If the points to transform are specified in standard image coordinates, their row coordinates must be passed in Px and their column coordinates in Py. This is necessary to obtain a right-handed coordinate system for the image. In particular, this assures that rotations are performed in the correct direction. Note that the (x,y) order of the matrices quite naturally corresponds to the usual (row,column) order for coordinates in the image.
It should be noted that homogeneous transformation matrices refer to a general right-handed mathematical coordinate system. If a homogeneous transformation matrix is used to transform images, regions, XLD contours, or any other data that has been extracted from images, the row coordinates of the transformation must be passed in the x coordinates, while the column coordinates must be passed in the y coordinates. Consequently, the order of passing row and column coordinates follows the usual order (Row,Column). This convention is essential to obtain a right-handed coordinate system for the transformation of iconic data, and consequently to ensure in particular that rotations are performed in the correct mathematical direction.
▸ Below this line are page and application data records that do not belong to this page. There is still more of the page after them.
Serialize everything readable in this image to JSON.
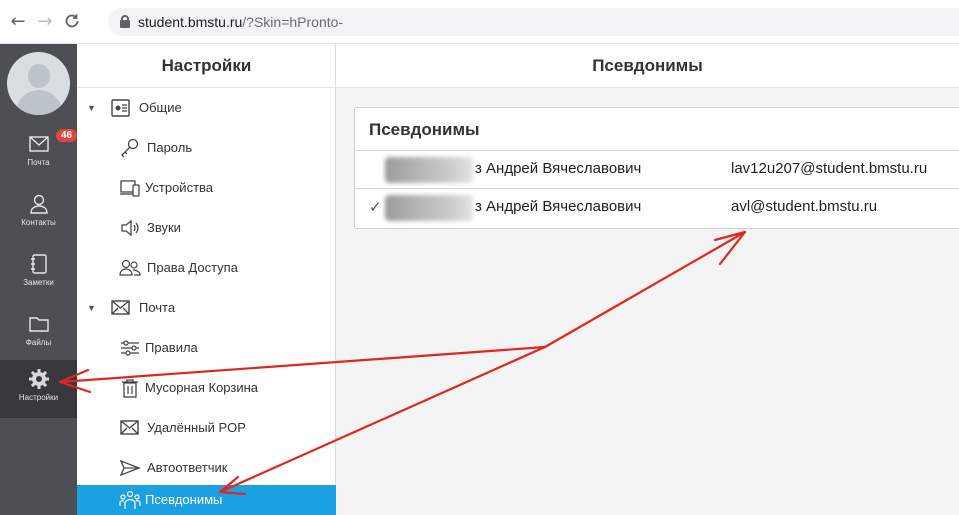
{
  "browser": {
    "back_icon": "back-arrow-icon",
    "forward_icon": "forward-arrow-icon",
    "reload_icon": "reload-icon",
    "url_host": "student.bmstu.ru",
    "url_path": "/?Skin=hPronto-"
  },
  "rail": {
    "items": [
      {
        "label": "Почта",
        "icon": "envelope-icon",
        "badge": "46"
      },
      {
        "label": "Контакты",
        "icon": "person-icon"
      },
      {
        "label": "Заметки",
        "icon": "notebook-icon"
      },
      {
        "label": "Файлы",
        "icon": "folder-icon"
      },
      {
        "label": "Настройки",
        "icon": "gear-icon",
        "active": true
      }
    ]
  },
  "sidebar": {
    "title": "Настройки",
    "items": [
      {
        "label": "Общие",
        "icon": "settings-panel-icon",
        "expandable": true
      },
      {
        "label": "Пароль",
        "icon": "key-icon"
      },
      {
        "label": "Устройства",
        "icon": "devices-icon"
      },
      {
        "label": "Звуки",
        "icon": "speaker-icon"
      },
      {
        "label": "Права Доступа",
        "icon": "people-icon"
      },
      {
        "label": "Почта",
        "icon": "envelope-icon",
        "expandable": true
      },
      {
        "label": "Правила",
        "icon": "sliders-icon"
      },
      {
        "label": "Мусорная Корзина",
        "icon": "trash-icon"
      },
      {
        "label": "Удалённый POP",
        "icon": "envelope-icon"
      },
      {
        "label": "Автоответчик",
        "icon": "plane-icon"
      },
      {
        "label": "Псевдонимы",
        "icon": "group-icon",
        "active": true
      }
    ]
  },
  "main": {
    "title": "Псевдонимы",
    "panel_title": "Псевдонимы",
    "rows": [
      {
        "name": "з Андрей Вячеславович",
        "email": "lav12u207@student.bmstu.ru",
        "checked": false
      },
      {
        "name": "з Андрей Вячеславович",
        "email": "avl@student.bmstu.ru",
        "checked": true
      }
    ],
    "check_mark": "✓"
  },
  "colors": {
    "rail_bg": "#4c4f54",
    "accent": "#1ba1e2",
    "badge": "#e2453b",
    "annotation": "#e0271d"
  }
}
Furthermore, it should be noted that if a homogeneous transformation matrix is used to transform images, regions, XLD contours, or any other data that has been extracted from images, it is assumed that the origin of the coordinate system of the homogeneous transformation matrix lies in the upper left corner of a pixel. The image processing operators that return point coordinates, however, assume a coordinate system in which the origin lies in the center of a pixel. Therefore, to obtain a consistent homogeneous transformation matrix, 0.5 must be added to the point coordinates before computing the transformation.
Input points 1 (x coordinate).
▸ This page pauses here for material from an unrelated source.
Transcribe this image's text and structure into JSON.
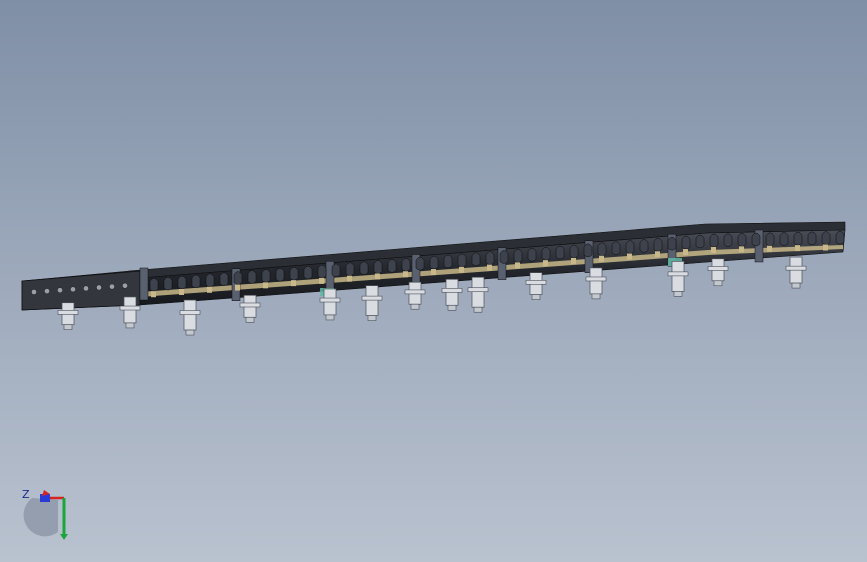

Input points 1 (y coordinate).
Input points 1 (w coordinate).
Input points 2 (x coordinate).
Input points 2 (y coordinate).
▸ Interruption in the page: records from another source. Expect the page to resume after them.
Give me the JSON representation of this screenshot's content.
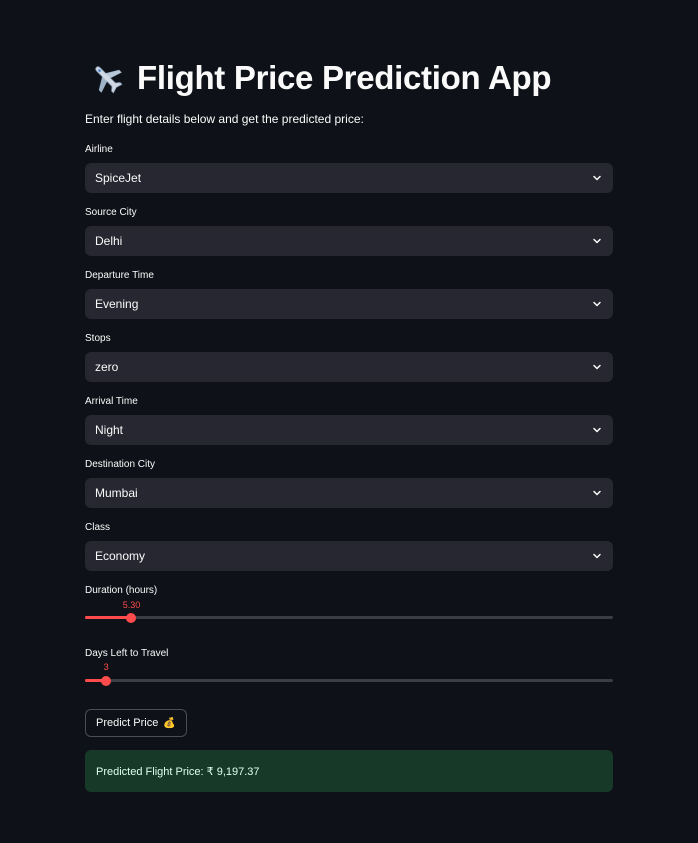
{
  "app": {
    "title": "Flight Price Prediction App",
    "title_icon": "airplane-icon",
    "subtitle": "Enter flight details below and get the predicted price:"
  },
  "fields": {
    "airline": {
      "label": "Airline",
      "value": "SpiceJet"
    },
    "source_city": {
      "label": "Source City",
      "value": "Delhi"
    },
    "departure_time": {
      "label": "Departure Time",
      "value": "Evening"
    },
    "stops": {
      "label": "Stops",
      "value": "zero"
    },
    "arrival_time": {
      "label": "Arrival Time",
      "value": "Night"
    },
    "destination_city": {
      "label": "Destination City",
      "value": "Mumbai"
    },
    "class": {
      "label": "Class",
      "value": "Economy"
    }
  },
  "sliders": {
    "duration": {
      "label": "Duration (hours)",
      "value": "5.30",
      "fraction": 0.088
    },
    "days_left": {
      "label": "Days Left to Travel",
      "value": "3",
      "fraction": 0.04
    }
  },
  "predict_button": {
    "label": "Predict Price",
    "icon": "money-bag-icon"
  },
  "result": {
    "text": "Predicted Flight Price: ₹ 9,197.37"
  },
  "colors": {
    "background": "#0e1117",
    "select_bg": "#262730",
    "accent": "#ff4b4b",
    "success_bg": "#173928"
  }
}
Input points 2 (w coordinate).
Default value: 'normalized_dlt'
List of values: 'dlt', 'normalized_dlt'
Homogeneous projective transformation matrix.
proj_match_points_ransac, proj_match_points_ransac_guided, points_foerstner, points_harris
projective_trans_image, projective_trans_image_size, projective_trans_region, projective_trans_contour_xld, projective_trans_point_2d, projective_trans_pixel
vector_to_proj_hom_mat2d, proj_match_points_ransac, proj_match_points_ransac_guided
Richard Hartley, Andrew Zisserman: “Multiple View Geometry in
Computer Vision”; Cambridge University Press, Cambridge; 2000.
Olivier Faugeras, Quang-Tuan Luong: “The Geometry of Multiple Images: The Laws That Govern the Formation of Multiple Images of a Scene and Some of Their Applications”; MIT Press, Cambridge, MA; 2001.